■ **Instructions to follow**:
Check every line of the data below for the string "output", and copy the ones that hold it.

Data about app and page elements
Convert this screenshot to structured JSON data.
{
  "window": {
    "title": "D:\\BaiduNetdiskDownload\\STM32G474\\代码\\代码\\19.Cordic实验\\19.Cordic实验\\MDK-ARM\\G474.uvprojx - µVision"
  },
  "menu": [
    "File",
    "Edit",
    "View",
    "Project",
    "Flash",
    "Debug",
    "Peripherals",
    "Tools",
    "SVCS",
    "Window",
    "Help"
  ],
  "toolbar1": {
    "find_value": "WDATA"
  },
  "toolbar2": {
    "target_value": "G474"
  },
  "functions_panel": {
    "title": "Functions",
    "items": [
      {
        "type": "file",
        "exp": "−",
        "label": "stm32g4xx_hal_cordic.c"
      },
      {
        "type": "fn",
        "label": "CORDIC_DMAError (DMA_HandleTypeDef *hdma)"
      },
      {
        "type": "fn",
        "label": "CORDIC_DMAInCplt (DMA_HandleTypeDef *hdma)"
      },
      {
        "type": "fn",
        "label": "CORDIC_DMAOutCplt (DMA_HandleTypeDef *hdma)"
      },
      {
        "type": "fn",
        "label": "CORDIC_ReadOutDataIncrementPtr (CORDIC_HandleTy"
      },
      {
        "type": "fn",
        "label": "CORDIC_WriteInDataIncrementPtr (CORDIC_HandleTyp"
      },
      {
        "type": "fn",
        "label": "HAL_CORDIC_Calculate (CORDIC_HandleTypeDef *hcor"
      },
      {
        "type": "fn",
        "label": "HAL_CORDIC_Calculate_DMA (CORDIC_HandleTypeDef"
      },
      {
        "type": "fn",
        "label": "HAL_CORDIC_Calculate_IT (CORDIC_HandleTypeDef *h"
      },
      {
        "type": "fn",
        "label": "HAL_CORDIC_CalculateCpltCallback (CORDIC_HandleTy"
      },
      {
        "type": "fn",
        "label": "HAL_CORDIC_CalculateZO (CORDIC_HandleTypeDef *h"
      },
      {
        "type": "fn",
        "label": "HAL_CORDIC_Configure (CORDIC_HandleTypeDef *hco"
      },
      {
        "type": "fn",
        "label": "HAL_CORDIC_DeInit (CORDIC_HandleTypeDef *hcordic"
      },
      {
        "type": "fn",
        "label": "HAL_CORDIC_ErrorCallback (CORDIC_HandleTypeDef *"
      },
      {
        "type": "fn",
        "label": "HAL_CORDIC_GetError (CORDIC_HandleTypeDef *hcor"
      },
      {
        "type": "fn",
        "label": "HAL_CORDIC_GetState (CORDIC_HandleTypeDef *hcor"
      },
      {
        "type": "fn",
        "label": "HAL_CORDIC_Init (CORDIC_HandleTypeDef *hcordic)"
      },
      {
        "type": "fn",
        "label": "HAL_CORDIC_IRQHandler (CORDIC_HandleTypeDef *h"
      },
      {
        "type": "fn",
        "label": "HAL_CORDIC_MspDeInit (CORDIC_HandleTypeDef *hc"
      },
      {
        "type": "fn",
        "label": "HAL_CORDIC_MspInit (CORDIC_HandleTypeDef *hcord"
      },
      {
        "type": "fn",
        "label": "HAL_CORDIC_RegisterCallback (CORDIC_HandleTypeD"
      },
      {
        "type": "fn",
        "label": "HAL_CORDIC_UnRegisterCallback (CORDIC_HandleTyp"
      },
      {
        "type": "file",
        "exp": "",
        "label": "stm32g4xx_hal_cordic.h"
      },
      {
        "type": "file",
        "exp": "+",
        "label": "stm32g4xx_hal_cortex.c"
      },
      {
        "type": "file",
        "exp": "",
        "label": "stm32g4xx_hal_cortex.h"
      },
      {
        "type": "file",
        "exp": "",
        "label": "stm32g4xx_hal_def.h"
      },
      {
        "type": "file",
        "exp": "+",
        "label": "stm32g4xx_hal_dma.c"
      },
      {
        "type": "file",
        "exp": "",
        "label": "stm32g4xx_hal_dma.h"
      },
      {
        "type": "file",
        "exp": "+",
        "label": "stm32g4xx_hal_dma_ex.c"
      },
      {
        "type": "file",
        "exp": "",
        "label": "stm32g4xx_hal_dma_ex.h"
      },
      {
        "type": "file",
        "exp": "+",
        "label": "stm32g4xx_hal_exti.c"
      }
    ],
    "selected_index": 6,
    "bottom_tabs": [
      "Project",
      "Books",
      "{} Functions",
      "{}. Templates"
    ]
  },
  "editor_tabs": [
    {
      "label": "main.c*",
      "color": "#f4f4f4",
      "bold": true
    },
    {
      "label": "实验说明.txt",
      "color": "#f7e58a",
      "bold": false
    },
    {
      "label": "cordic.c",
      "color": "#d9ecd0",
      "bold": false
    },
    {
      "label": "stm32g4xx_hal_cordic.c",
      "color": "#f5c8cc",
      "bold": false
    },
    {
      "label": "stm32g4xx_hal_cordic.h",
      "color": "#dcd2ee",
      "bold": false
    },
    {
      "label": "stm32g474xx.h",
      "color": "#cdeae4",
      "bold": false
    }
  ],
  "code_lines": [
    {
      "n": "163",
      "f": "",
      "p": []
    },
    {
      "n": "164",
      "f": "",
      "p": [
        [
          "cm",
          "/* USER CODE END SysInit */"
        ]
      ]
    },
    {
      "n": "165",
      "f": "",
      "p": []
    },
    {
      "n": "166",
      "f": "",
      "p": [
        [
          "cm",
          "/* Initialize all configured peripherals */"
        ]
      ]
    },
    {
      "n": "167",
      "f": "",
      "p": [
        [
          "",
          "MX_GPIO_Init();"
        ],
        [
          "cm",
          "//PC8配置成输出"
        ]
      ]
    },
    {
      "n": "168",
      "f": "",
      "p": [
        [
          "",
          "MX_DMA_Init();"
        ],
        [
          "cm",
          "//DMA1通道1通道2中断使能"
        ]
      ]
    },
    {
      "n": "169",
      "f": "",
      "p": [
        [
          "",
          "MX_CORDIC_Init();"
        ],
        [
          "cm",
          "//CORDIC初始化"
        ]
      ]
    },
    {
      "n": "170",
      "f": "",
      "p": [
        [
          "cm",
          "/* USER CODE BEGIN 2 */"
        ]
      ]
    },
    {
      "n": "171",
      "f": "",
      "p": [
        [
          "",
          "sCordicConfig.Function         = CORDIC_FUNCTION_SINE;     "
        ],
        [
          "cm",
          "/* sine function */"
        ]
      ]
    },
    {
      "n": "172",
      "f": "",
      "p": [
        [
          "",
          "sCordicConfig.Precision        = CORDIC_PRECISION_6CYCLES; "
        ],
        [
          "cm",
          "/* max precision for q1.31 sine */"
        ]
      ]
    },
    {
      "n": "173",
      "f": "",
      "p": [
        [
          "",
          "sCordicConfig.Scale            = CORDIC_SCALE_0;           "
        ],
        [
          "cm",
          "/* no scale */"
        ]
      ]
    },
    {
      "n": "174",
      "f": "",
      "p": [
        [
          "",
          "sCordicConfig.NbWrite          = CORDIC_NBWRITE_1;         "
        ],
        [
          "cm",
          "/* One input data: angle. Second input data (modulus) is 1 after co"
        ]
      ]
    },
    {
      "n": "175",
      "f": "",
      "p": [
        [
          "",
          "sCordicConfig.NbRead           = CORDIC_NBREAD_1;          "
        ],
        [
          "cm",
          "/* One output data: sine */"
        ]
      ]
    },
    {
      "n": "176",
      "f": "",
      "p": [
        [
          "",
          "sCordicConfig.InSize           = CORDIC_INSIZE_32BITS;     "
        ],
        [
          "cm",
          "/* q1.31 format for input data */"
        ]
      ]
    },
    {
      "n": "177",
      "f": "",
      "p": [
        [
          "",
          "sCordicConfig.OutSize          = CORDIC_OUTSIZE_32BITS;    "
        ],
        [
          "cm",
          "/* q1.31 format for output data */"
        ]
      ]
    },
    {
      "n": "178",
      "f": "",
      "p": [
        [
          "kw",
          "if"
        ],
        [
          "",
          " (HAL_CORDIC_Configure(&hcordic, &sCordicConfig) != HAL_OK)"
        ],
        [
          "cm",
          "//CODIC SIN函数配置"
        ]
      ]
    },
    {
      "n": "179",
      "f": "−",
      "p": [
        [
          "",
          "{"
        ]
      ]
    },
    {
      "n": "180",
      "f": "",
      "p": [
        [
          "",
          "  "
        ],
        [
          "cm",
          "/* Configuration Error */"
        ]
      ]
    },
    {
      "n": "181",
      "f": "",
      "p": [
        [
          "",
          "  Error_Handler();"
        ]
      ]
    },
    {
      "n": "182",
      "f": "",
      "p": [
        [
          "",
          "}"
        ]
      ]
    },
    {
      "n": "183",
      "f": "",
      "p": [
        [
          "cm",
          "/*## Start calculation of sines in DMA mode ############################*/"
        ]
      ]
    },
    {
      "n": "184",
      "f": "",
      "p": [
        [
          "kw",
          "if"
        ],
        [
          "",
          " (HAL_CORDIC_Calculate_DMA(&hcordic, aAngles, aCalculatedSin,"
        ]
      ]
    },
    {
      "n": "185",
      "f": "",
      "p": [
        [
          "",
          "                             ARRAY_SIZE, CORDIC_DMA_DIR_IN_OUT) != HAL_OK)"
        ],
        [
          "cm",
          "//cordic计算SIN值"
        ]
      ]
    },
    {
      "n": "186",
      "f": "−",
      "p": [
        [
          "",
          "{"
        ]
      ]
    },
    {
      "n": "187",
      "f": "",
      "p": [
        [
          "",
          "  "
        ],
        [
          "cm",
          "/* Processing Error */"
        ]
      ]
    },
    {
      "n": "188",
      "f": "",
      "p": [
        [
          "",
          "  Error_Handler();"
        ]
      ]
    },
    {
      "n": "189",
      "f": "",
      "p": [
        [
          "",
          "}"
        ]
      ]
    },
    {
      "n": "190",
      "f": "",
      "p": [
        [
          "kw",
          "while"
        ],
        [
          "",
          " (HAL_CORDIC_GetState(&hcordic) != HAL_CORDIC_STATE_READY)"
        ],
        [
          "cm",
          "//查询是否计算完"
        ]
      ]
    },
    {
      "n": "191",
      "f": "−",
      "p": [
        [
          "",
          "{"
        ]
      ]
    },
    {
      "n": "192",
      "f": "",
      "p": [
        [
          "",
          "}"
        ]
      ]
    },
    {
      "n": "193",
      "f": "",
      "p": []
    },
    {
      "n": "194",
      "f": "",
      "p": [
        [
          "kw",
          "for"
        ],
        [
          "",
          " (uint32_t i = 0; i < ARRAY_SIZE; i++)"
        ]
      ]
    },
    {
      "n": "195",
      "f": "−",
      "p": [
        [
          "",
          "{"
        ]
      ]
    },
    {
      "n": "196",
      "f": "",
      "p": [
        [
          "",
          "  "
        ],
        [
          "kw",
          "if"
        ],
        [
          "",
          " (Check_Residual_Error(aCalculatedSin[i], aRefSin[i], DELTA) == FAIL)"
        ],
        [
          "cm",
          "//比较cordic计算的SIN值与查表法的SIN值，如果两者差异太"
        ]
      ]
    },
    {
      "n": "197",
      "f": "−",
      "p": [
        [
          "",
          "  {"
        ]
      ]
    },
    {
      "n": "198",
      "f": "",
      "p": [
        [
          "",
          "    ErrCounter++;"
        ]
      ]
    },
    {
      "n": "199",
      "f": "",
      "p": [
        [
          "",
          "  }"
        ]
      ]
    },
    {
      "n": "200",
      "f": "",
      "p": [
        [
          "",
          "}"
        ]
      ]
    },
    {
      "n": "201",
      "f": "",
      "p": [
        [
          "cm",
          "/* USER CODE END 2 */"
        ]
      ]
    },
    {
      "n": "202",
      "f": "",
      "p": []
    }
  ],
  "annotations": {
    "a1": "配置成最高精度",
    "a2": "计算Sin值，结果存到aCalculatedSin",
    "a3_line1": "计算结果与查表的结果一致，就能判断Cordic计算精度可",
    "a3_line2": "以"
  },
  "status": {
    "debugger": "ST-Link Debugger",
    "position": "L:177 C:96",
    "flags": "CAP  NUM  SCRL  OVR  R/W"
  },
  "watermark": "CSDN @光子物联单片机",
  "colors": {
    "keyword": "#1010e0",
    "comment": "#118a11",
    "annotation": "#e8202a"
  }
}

■ **Your solution**:
          "/* One output data: sine */"
          "/* q1.31 format for output data */"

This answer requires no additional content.